You Owe Me by Kerry Costello is a crime thriller that asks you to hang out a bit while it prepares to get off the ground. At the 65% point, we meet Billy Ray and Valentina bound and gagged sitting in the back of a limousine going wherever the people who bound and gagged them wanted to go. From this point forward the story is interesting all the way to the conclusion with a few surprises on the way. So, does this mean the story is slow and boring before this point? Not really. There is a difficult to believe story beginning but once I accepted that, what follows are a couple of characters I took to be main characters disappear with a nonchalance that I found disturbing and surprising. Those two elements got me to Chapter Eight, the 13% point of the novel.
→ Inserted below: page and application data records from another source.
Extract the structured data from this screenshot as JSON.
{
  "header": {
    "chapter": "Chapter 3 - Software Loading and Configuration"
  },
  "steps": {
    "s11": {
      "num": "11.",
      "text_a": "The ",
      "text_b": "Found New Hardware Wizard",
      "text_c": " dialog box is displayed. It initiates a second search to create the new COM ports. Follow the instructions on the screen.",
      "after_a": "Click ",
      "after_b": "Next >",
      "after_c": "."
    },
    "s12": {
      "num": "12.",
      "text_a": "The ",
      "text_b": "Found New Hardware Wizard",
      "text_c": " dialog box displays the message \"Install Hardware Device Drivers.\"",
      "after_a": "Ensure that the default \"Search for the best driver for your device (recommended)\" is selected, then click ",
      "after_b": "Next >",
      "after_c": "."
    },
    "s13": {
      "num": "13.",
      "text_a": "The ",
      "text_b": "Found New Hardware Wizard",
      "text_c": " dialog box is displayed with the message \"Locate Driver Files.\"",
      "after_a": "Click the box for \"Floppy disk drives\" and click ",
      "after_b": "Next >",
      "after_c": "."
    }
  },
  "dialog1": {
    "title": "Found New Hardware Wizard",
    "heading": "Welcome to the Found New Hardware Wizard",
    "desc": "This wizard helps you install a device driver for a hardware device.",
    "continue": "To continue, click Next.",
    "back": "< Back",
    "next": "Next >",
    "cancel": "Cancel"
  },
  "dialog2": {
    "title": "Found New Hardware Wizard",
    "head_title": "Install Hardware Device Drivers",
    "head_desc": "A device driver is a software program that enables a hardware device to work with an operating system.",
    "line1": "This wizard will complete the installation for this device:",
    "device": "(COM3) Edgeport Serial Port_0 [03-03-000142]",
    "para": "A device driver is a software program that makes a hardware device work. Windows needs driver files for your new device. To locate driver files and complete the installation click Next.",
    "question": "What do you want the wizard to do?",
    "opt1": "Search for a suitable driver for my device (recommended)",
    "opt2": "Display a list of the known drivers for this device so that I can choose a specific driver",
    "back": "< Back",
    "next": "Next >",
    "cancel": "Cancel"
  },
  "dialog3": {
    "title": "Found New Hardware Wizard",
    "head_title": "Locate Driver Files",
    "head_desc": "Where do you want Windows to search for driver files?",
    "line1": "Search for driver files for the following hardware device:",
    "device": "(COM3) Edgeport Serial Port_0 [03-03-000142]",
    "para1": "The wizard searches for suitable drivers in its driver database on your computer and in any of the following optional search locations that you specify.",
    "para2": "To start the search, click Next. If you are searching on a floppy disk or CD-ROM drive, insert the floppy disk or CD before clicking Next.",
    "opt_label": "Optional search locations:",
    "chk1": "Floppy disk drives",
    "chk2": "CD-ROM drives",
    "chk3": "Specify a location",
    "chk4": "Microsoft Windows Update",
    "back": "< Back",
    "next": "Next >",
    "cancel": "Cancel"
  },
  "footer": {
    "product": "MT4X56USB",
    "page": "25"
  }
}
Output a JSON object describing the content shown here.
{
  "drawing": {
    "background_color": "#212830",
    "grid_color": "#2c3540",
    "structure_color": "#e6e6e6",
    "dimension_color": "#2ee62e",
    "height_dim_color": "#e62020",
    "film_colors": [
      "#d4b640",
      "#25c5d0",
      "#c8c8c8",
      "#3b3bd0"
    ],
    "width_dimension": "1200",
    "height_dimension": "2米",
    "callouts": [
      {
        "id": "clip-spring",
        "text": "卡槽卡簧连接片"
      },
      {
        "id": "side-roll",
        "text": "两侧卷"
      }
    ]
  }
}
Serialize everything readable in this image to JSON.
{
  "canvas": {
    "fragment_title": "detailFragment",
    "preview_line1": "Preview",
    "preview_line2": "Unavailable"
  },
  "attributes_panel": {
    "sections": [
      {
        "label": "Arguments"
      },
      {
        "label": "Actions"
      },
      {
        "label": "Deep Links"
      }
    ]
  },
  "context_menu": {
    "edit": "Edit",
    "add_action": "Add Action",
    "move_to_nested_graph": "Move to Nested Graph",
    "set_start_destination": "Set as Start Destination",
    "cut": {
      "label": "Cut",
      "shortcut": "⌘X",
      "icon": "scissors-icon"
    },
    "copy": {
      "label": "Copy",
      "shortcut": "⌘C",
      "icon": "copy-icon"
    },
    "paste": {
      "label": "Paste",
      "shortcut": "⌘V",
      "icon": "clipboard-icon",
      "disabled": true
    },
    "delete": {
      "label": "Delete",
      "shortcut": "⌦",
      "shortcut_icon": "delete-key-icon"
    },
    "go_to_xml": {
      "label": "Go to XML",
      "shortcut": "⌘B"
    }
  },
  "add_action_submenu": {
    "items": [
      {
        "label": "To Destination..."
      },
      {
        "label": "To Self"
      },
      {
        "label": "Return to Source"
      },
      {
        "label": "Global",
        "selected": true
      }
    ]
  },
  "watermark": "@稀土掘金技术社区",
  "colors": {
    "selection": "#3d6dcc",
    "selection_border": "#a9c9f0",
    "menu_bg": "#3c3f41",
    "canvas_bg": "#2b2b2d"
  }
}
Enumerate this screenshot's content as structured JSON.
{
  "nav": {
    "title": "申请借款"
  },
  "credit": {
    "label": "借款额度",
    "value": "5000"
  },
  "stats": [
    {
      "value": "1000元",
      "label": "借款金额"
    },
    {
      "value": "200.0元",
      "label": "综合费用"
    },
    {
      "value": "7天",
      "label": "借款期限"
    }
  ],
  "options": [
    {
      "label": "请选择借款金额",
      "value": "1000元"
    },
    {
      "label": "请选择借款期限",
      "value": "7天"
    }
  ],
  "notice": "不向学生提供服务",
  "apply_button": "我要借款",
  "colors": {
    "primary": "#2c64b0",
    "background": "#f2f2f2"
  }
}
To sum up, an enjoyable first part, a large interesting segment from Chapter Twenty-eight to the conclusion, and much wasteland to cover in between. The in-between story reads like a slow progression of logical events and therefore is completely predictable. I was happy to encounter Billy Ray and Valentina as (finally) captives.
Frankie Armstrong is our Main Character and, because we meet him as he is contemplating suicide, we are not sure if he will retain his status. Why is he thinking of suicide? (Nope, that would be a spoiler). It is not a spoiler, however, to note that he gets a call from a friend in the distant past asking for help in locating a missing nephew (Billy Ray, see above). This was a part I found hard to believe. Frankie is not a detective, a private investigator, or a retired cop. He is a businessman and partner in a security provider company, but he is an office man, not a trained field operative. This does not stop Frankie from terminating his impending and immediate suicide to agree that helping Joe is something he should do. After all, Joe had saved his life in the first Iraq War. Frankie, a Brit, abandons his life in England (which he was going to do anyway) grabs a minimal amount of clothing and no money, then departs for Florida. Friend Joe has bought tickets, arranged hotels, and will provide Frankie with any money needed. Once I accepted this unlikely beginning, I began a Google search to see if there were any available friends named Joe willing to do the same for me.
The reader next meets Joe and Frankie as the author sets up the mystery. Billy Ray is missing, and Joe wants to find him but is reluctant to tell Frankie the complete truth of the situation surrounding the disappearance. There are searches for sunken treasure and disappearances of several people. This is where to reveal too much would be a spoiler. Once the events in this part take place, we enter a wasteland until Chapter Twenty-eight. I was let down at this part because up to this point, the story promised a lot.
Readers can’t skip this in-between part, though. Later events wouldn’t make sense and the reader would spend time attempting to surmise the skipped over background material. So, while necessary, it wasn’t exciting. This novel is better than OK (Amazon 3 stars) but is not a four-star novel. It might be 3.8 but that kind of rating is unavailable so I will round up (grudgingly) to a four-star rating. It is available on Kindle Unlimited so I can’t complain about the price (free). This is almost a “cozy” mystery in that there is no offensive sexual or violent language used although some authors telling the story could justify its use.
For a comfortable weekend read, try this story while paying attention to the title, You Owe Me.